#### WHAT THE EXERCISE ASKS
Search the material below for the word "title" and copy every line in which it occurs.

#### RECORDS PROVIDED
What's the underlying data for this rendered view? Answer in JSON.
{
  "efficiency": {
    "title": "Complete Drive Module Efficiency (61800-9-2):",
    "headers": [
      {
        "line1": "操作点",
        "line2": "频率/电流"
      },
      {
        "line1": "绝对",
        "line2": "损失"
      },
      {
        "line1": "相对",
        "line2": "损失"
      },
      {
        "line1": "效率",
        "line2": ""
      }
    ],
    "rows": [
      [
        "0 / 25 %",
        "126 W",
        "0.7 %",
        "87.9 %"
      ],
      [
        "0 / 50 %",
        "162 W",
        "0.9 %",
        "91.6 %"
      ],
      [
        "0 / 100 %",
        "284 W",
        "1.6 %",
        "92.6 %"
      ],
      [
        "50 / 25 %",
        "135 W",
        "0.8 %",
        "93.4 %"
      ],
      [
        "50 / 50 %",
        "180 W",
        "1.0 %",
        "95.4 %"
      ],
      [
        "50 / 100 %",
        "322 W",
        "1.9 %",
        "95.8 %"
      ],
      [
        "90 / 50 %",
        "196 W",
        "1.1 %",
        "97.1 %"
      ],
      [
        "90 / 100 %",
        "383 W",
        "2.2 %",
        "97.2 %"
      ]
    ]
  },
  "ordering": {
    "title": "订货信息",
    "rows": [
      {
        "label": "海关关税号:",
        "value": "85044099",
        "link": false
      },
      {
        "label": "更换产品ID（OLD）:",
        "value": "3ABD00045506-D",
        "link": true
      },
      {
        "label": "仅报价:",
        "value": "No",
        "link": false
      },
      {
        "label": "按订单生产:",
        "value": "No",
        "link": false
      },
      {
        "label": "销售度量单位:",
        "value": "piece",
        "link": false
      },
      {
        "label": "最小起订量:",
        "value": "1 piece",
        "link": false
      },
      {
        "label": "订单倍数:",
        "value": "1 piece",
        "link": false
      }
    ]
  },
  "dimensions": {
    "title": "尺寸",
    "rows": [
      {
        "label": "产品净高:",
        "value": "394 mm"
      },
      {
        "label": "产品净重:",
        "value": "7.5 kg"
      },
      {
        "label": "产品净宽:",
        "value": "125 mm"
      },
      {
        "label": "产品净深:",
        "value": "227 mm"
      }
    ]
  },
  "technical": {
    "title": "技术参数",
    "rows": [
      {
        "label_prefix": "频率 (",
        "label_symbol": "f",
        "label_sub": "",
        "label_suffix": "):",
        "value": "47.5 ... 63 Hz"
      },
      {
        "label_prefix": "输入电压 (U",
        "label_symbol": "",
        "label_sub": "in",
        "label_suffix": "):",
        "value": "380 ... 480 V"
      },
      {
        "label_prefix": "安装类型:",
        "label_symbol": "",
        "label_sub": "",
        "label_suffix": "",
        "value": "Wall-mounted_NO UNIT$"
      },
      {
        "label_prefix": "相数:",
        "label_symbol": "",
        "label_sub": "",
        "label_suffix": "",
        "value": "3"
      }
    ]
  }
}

#### ANSWER SECTION
    "title": "Complete Drive Module Efficiency (61800-9-2):",
    "title": "订货信息",
    "title": "尺寸",
    "title": "技术参数",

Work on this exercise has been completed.